Available records: Begin
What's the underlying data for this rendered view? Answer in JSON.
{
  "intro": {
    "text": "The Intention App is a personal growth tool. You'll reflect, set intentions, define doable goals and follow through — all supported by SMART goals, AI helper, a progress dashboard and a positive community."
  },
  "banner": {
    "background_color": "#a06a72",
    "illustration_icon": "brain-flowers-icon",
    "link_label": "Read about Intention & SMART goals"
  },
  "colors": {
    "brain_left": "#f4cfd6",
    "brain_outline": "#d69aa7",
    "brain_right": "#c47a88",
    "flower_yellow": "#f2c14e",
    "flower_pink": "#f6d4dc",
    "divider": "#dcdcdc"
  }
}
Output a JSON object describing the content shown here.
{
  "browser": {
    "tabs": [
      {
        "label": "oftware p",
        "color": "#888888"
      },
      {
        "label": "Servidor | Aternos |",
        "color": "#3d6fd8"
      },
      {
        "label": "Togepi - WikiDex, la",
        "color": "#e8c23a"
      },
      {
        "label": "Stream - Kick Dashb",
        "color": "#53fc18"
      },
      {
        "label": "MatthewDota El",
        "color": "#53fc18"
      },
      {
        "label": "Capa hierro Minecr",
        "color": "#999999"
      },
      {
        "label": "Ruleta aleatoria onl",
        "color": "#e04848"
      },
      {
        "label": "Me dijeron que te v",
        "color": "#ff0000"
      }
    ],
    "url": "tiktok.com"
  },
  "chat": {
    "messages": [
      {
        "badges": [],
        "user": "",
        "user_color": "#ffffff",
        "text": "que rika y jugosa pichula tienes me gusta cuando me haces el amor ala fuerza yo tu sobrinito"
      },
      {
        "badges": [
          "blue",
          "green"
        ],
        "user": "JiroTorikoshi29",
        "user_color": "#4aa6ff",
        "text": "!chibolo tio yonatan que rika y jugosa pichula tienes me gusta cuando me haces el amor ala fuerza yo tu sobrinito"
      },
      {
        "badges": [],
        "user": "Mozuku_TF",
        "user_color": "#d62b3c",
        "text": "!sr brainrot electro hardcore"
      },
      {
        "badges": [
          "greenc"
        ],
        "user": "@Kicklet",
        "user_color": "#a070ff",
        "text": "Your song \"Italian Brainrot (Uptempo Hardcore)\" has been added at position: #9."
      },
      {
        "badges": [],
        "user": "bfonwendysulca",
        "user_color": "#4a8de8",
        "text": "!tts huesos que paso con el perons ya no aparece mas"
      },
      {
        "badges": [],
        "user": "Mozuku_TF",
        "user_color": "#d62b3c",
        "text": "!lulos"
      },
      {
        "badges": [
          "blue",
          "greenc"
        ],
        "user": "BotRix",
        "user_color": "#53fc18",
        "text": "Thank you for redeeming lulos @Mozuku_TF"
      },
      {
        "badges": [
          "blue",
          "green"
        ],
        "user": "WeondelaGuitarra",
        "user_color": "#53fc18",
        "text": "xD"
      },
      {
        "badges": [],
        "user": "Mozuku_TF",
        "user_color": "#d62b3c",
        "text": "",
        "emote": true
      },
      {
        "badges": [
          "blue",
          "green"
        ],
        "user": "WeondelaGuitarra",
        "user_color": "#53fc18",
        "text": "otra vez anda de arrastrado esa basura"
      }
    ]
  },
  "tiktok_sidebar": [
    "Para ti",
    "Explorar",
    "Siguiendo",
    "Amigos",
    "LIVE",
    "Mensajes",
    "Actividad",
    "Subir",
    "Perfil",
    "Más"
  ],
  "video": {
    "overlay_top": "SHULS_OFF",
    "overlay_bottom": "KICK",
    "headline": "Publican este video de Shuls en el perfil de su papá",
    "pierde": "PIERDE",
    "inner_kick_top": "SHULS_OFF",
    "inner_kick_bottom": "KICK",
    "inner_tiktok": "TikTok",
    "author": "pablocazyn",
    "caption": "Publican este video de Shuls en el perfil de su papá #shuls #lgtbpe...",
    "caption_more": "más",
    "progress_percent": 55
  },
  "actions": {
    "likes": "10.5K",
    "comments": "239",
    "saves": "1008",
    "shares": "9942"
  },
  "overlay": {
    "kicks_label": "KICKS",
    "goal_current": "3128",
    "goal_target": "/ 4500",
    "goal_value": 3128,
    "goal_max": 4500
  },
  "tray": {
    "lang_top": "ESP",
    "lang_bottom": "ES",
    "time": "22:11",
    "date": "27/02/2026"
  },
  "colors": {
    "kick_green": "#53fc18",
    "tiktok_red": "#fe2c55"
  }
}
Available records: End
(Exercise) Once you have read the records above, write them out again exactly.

(Response)
What's the underlying data for this rendered view? Answer in JSON.
{
  "intro": {
    "text": "The Intention App is a personal growth tool. You'll reflect, set intentions, define doable goals and follow through — all supported by SMART goals, AI helper, a progress dashboard and a positive community."
  },
  "banner": {
    "background_color": "#a06a72",
    "illustration_icon": "brain-flowers-icon",
    "link_label": "Read about Intention & SMART goals"
  },
  "colors": {
    "brain_left": "#f4cfd6",
    "brain_outline": "#d69aa7",
    "brain_right": "#c47a88",
    "flower_yellow": "#f2c14e",
    "flower_pink": "#f6d4dc",
    "divider": "#dcdcdc"
  }
}
Output a JSON object describing the content shown here.
{
  "browser": {
    "tabs": [
      {
        "label": "oftware p",
        "color": "#888888"
      },
      {
        "label": "Servidor | Aternos |",
        "color": "#3d6fd8"
      },
      {
        "label": "Togepi - WikiDex, la",
        "color": "#e8c23a"
      },
      {
        "label": "Stream - Kick Dashb",
        "color": "#53fc18"
      },
      {
        "label": "MatthewDota El",
        "color": "#53fc18"
      },
      {
        "label": "Capa hierro Minecr",
        "color": "#999999"
      },
      {
        "label": "Ruleta aleatoria onl",
        "color": "#e04848"
      },
      {
        "label": "Me dijeron que te v",
        "color": "#ff0000"
      }
    ],
    "url": "tiktok.com"
  },
  "chat": {
    "messages": [
      {
        "badges": [],
        "user": "",
        "user_color": "#ffffff",
        "text": "que rika y jugosa pichula tienes me gusta cuando me haces el amor ala fuerza yo tu sobrinito"
      },
      {
        "badges": [
          "blue",
          "green"
        ],
        "user": "JiroTorikoshi29",
        "user_color": "#4aa6ff",
        "text": "!chibolo tio yonatan que rika y jugosa pichula tienes me gusta cuando me haces el amor ala fuerza yo tu sobrinito"
      },
      {
        "badges": [],
        "user": "Mozuku_TF",
        "user_color": "#d62b3c",
        "text": "!sr brainrot electro hardcore"
      },
      {
        "badges": [
          "greenc"
        ],
        "user": "@Kicklet",
        "user_color": "#a070ff",
        "text": "Your song \"Italian Brainrot (Uptempo Hardcore)\" has been added at position: #9."
      },
      {
        "badges": [],
        "user": "bfonwendysulca",
        "user_color": "#4a8de8",
        "text": "!tts huesos que paso con el perons ya no aparece mas"
      },
      {
        "badges": [],
        "user": "Mozuku_TF",
        "user_color": "#d62b3c",
        "text": "!lulos"
      },
      {
        "badges": [
          "blue",
          "greenc"
        ],
        "user": "BotRix",
        "user_color": "#53fc18",
        "text": "Thank you for redeeming lulos @Mozuku_TF"
      },
      {
        "badges": [
          "blue",
          "green"
        ],
        "user": "WeondelaGuitarra",
        "user_color": "#53fc18",
        "text": "xD"
      },
      {
        "badges": [],
        "user": "Mozuku_TF",
        "user_color": "#d62b3c",
        "text": "",
        "emote": true
      },
      {
        "badges": [
          "blue",
          "green"
        ],
        "user": "WeondelaGuitarra",
        "user_color": "#53fc18",
        "text": "otra vez anda de arrastrado esa basura"
      }
    ]
  },
  "tiktok_sidebar": [
    "Para ti",
    "Explorar",
    "Siguiendo",
    "Amigos",
    "LIVE",
    "Mensajes",
    "Actividad",
    "Subir",
    "Perfil",
    "Más"
  ],
  "video": {
    "overlay_top": "SHULS_OFF",
    "overlay_bottom": "KICK",
    "headline": "Publican este video de Shuls en el perfil de su papá",
    "pierde": "PIERDE",
    "inner_kick_top": "SHULS_OFF",
    "inner_kick_bottom": "KICK",
    "inner_tiktok": "TikTok",
    "author": "pablocazyn",
    "caption": "Publican este video de Shuls en el perfil de su papá #shuls #lgtbpe...",
    "caption_more": "más",
    "progress_percent": 55
  },
  "actions": {
    "likes": "10.5K",
    "comments": "239",
    "saves": "1008",
    "shares": "9942"
  },
  "overlay": {
    "kicks_label": "KICKS",
    "goal_current": "3128",
    "goal_target": "/ 4500",
    "goal_value": 3128,
    "goal_max": 4500
  },
  "tray": {
    "lang_top": "ESP",
    "lang_bottom": "ES",
    "time": "22:11",
    "date": "27/02/2026"
  },
  "colors": {
    "kick_green": "#53fc18",
    "tiktok_red": "#fe2c55"
  }
}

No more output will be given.